2- Virginia Woolf, Orlando, Vintage, 1992, [Quentin Bell and Angelica Garnett, 1928], p. 190.
4- ‘Bref, il y aurait deux façons historiques de se tromper sur le mouvement: la façon grecque ou métaphysique (qui dissout la durée dans une fiction d’éternité/ Phidias) et la façon moderne ou scientiste (qui dissout la durée dans une fiction d’instantanéité/ Étienne-Jules Marey).’ Georges Didi-Huberman, Laurent Mannoni, Mouvements de l’air. Étienne-Jules Marey, Photographe des Fluides, Art et Artistes Gallimard/Réunion des Musées Nationaux, Paris, 2004, p. 226.
The exhibition is supported by Artium Vitoria-Gasteiz, Galéria Heinrich Ehrhardt Madrid. Komplot is supported by Fédération Wallonie-Bruxelles, Municipality Vorst Commune de Forest, COCOF, the Flemish Community and the National Lottery.
Photo Credit: Adriaan Verwée

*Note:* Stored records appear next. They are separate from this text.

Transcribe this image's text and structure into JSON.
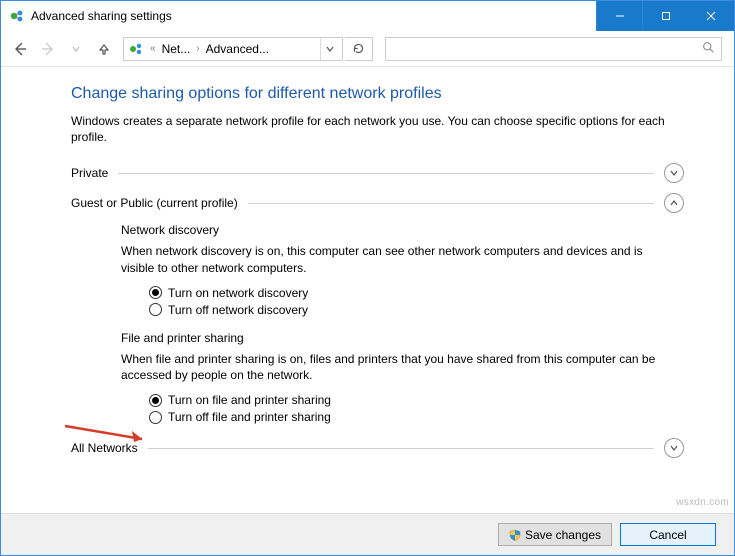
{
  "titlebar": {
    "title": "Advanced sharing settings"
  },
  "breadcrumb": {
    "item1": "Net...",
    "item2": "Advanced..."
  },
  "page": {
    "heading": "Change sharing options for different network profiles",
    "description": "Windows creates a separate network profile for each network you use. You can choose specific options for each profile."
  },
  "sections": {
    "private": {
      "label": "Private"
    },
    "guest": {
      "label": "Guest or Public (current profile)",
      "network_discovery": {
        "title": "Network discovery",
        "desc": "When network discovery is on, this computer can see other network computers and devices and is visible to other network computers.",
        "opt_on": "Turn on network discovery",
        "opt_off": "Turn off network discovery"
      },
      "file_printer": {
        "title": "File and printer sharing",
        "desc": "When file and printer sharing is on, files and printers that you have shared from this computer can be accessed by people on the network.",
        "opt_on": "Turn on file and printer sharing",
        "opt_off": "Turn off file and printer sharing"
      }
    },
    "all": {
      "label": "All Networks"
    }
  },
  "footer": {
    "save": "Save changes",
    "cancel": "Cancel"
  },
  "watermark": "wsxdn.com"
}
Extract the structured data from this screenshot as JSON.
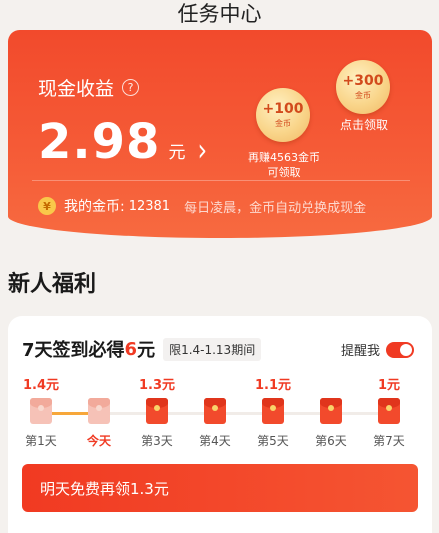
{
  "header": {
    "title": "任务中心"
  },
  "hero": {
    "label": "现金收益",
    "help_glyph": "?",
    "amount": "2.98",
    "unit": "元",
    "chevron": "›",
    "coin_small": {
      "value": "+100",
      "unit": "金币",
      "caption_line1": "再赚4563金币",
      "caption_line2": "可领取"
    },
    "coin_big": {
      "value": "+300",
      "unit": "金币",
      "caption": "点击领取"
    },
    "coin_icon": "¥",
    "coins_label": "我的金币:",
    "coins_count": "12381",
    "coins_tip": "每日凌晨，金币自动兑换成现金"
  },
  "section": {
    "title": "新人福利"
  },
  "signin": {
    "title_prefix": "7天签到必得",
    "title_amount": "6",
    "title_suffix": "元",
    "period": "限1.4-1.13期间",
    "remind_label": "提醒我",
    "remind_on": true,
    "days": [
      {
        "amount": "1.4元",
        "label": "第1天",
        "state": "past"
      },
      {
        "amount": "",
        "label": "今天",
        "state": "today"
      },
      {
        "amount": "1.3元",
        "label": "第3天",
        "state": "future"
      },
      {
        "amount": "",
        "label": "第4天",
        "state": "future"
      },
      {
        "amount": "1.1元",
        "label": "第5天",
        "state": "future"
      },
      {
        "amount": "",
        "label": "第6天",
        "state": "future"
      },
      {
        "amount": "1元",
        "label": "第7天",
        "state": "future"
      }
    ],
    "cta": "明天免费再领1.3元"
  },
  "colors": {
    "accent": "#f03a23",
    "hero": "#f24a2c",
    "gold": "#f9d58a"
  }
}
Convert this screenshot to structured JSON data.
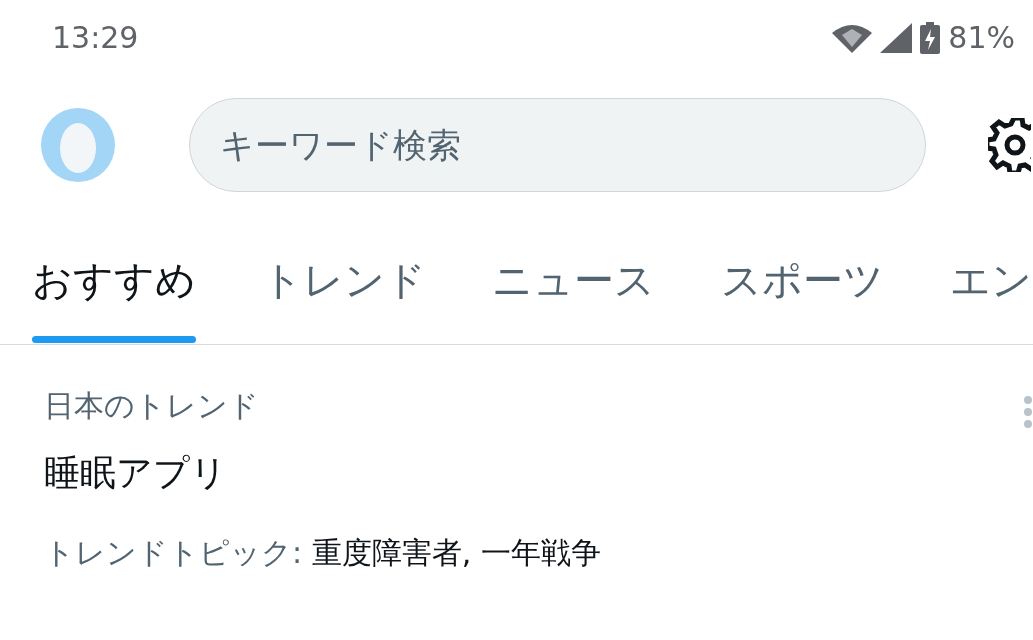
{
  "status_bar": {
    "time": "13:29",
    "battery": "81%"
  },
  "search": {
    "placeholder": "キーワード検索"
  },
  "tabs": [
    {
      "label": "おすすめ",
      "selected": true
    },
    {
      "label": "トレンド",
      "selected": false
    },
    {
      "label": "ニュース",
      "selected": false
    },
    {
      "label": "スポーツ",
      "selected": false
    },
    {
      "label": "エン",
      "selected": false
    }
  ],
  "trends": [
    {
      "context": "日本のトレンド",
      "title": "睡眠アプリ",
      "topics_label": "トレンドトピック:",
      "topics": "重度障害者, 一年戦争"
    }
  ]
}
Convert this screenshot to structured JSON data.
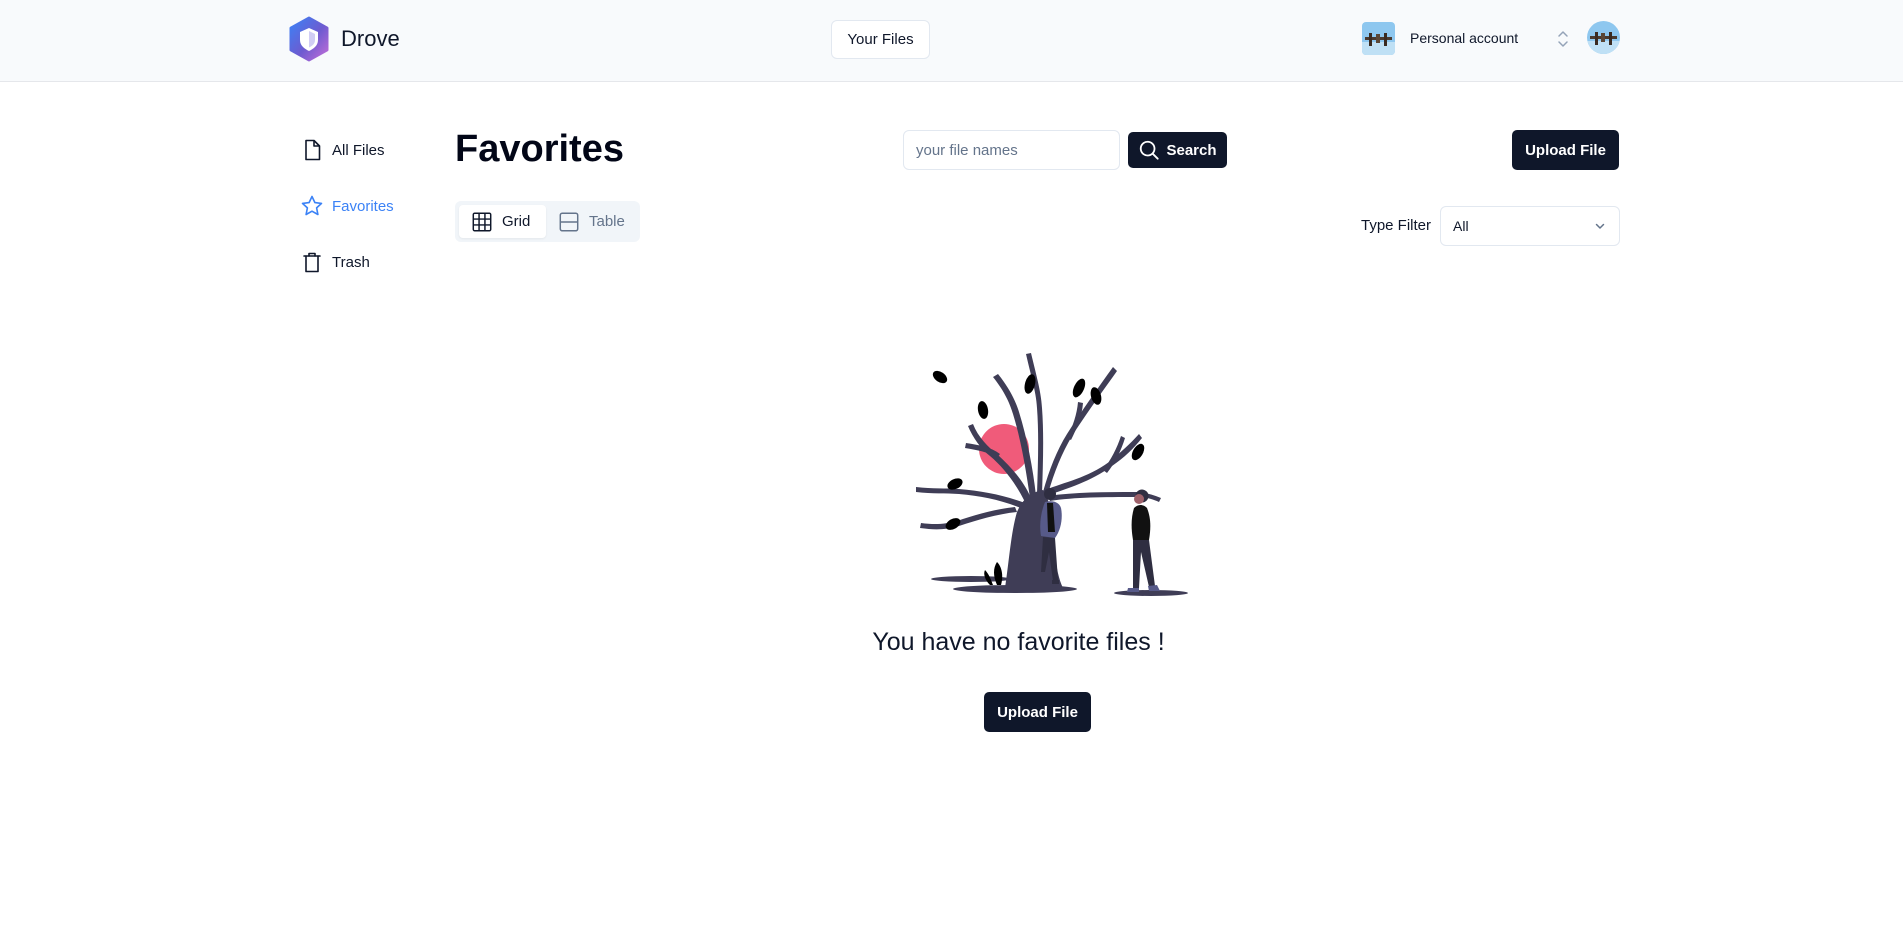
{
  "header": {
    "brand": "Drove",
    "your_files_label": "Your Files",
    "account_label": "Personal account"
  },
  "sidebar": {
    "items": [
      {
        "label": "All Files",
        "icon": "file-icon",
        "active": false
      },
      {
        "label": "Favorites",
        "icon": "star-icon",
        "active": true
      },
      {
        "label": "Trash",
        "icon": "trash-icon",
        "active": false
      }
    ]
  },
  "main": {
    "title": "Favorites",
    "search": {
      "placeholder": "your file names",
      "value": "",
      "button_label": "Search"
    },
    "upload_label": "Upload File",
    "view_toggle": {
      "grid_label": "Grid",
      "table_label": "Table",
      "selected": "Grid"
    },
    "type_filter": {
      "label": "Type Filter",
      "selected": "All"
    },
    "empty_state": {
      "message": "You have no favorite files !",
      "button_label": "Upload File"
    }
  },
  "colors": {
    "primary": "#0f172a",
    "accent_active": "#3b82f6",
    "header_bg": "#f8fafc",
    "illustration_tree": "#3f3d56",
    "illustration_sun": "#f05b7a"
  }
}
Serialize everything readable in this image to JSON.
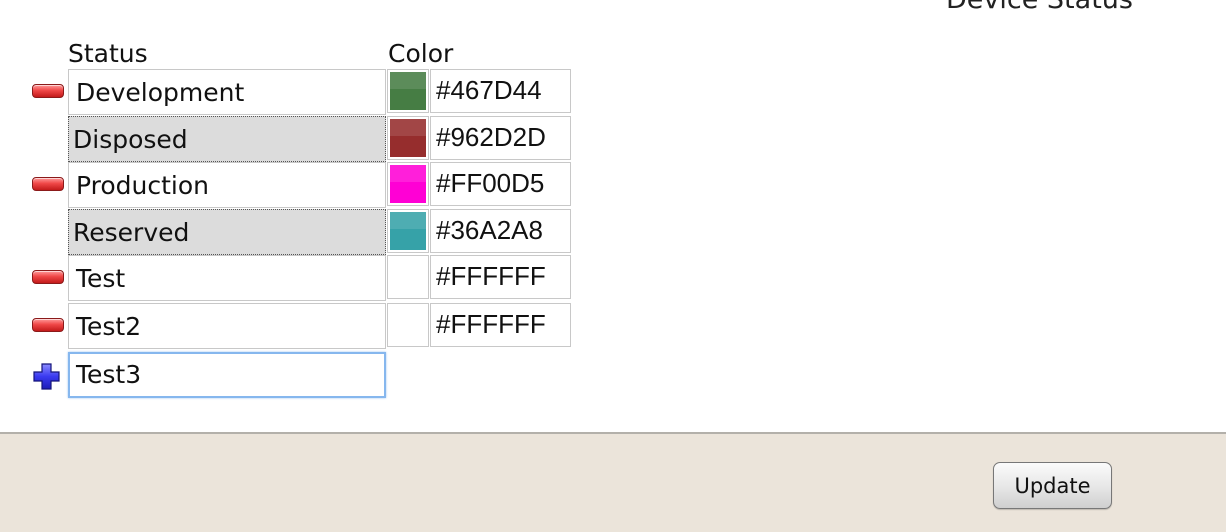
{
  "page": {
    "title": "Device Status"
  },
  "table": {
    "status_header": "Status",
    "color_header": "Color"
  },
  "rows": [
    {
      "status": "Development",
      "editable": true,
      "removable": true,
      "color_hex": "#467D44"
    },
    {
      "status": "Disposed",
      "editable": false,
      "removable": false,
      "color_hex": "#962D2D"
    },
    {
      "status": "Production",
      "editable": true,
      "removable": true,
      "color_hex": "#FF00D5"
    },
    {
      "status": "Reserved",
      "editable": false,
      "removable": false,
      "color_hex": "#36A2A8"
    },
    {
      "status": "Test",
      "editable": true,
      "removable": true,
      "color_hex": "#FFFFFF"
    },
    {
      "status": "Test2",
      "editable": true,
      "removable": true,
      "color_hex": "#FFFFFF"
    }
  ],
  "new_row": {
    "status": "Test3"
  },
  "icons": {
    "remove": "minus-icon",
    "add": "plus-icon"
  },
  "footer": {
    "update_label": "Update"
  }
}
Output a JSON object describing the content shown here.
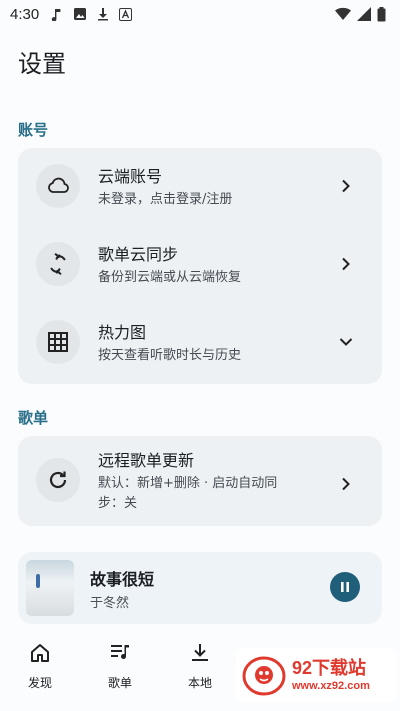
{
  "status_bar": {
    "time": "4:30"
  },
  "page": {
    "title": "设置"
  },
  "sections": {
    "account_label": "账号",
    "playlist_label": "歌单"
  },
  "account_rows": [
    {
      "title": "云端账号",
      "subtitle": "未登录，点击登录/注册",
      "icon": "cloud-icon",
      "trailing": "chevron-right-icon"
    },
    {
      "title": "歌单云同步",
      "subtitle": "备份到云端或从云端恢复",
      "icon": "sync-icon",
      "trailing": "chevron-right-icon"
    },
    {
      "title": "热力图",
      "subtitle": "按天查看听歌时长与历史",
      "icon": "grid-icon",
      "trailing": "chevron-down-icon"
    }
  ],
  "playlist_rows": [
    {
      "title": "远程歌单更新",
      "subtitle_line1": "默认：新增+删除 · 启动自动同",
      "subtitle_line2": "步：关",
      "icon": "refresh-icon",
      "trailing": "chevron-right-icon"
    }
  ],
  "player": {
    "song": "故事很短",
    "artist": "于冬然",
    "state": "playing"
  },
  "bottom_nav": [
    {
      "label": "发现",
      "icon": "home-icon"
    },
    {
      "label": "歌单",
      "icon": "playlist-icon"
    },
    {
      "label": "本地",
      "icon": "download-icon"
    }
  ],
  "watermark": {
    "brand": "92下载站",
    "url": "www.xz92.com"
  },
  "colors": {
    "accent": "#2a6f8a",
    "card_bg": "#eef1f3",
    "pause_bg": "#1f5f7a",
    "watermark": "#e03a2f"
  }
}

Julia Spínola: One left-handed and one right-handed, and one-left handed and one-right handed (2014)
Alex Reynolds: De Día (2014)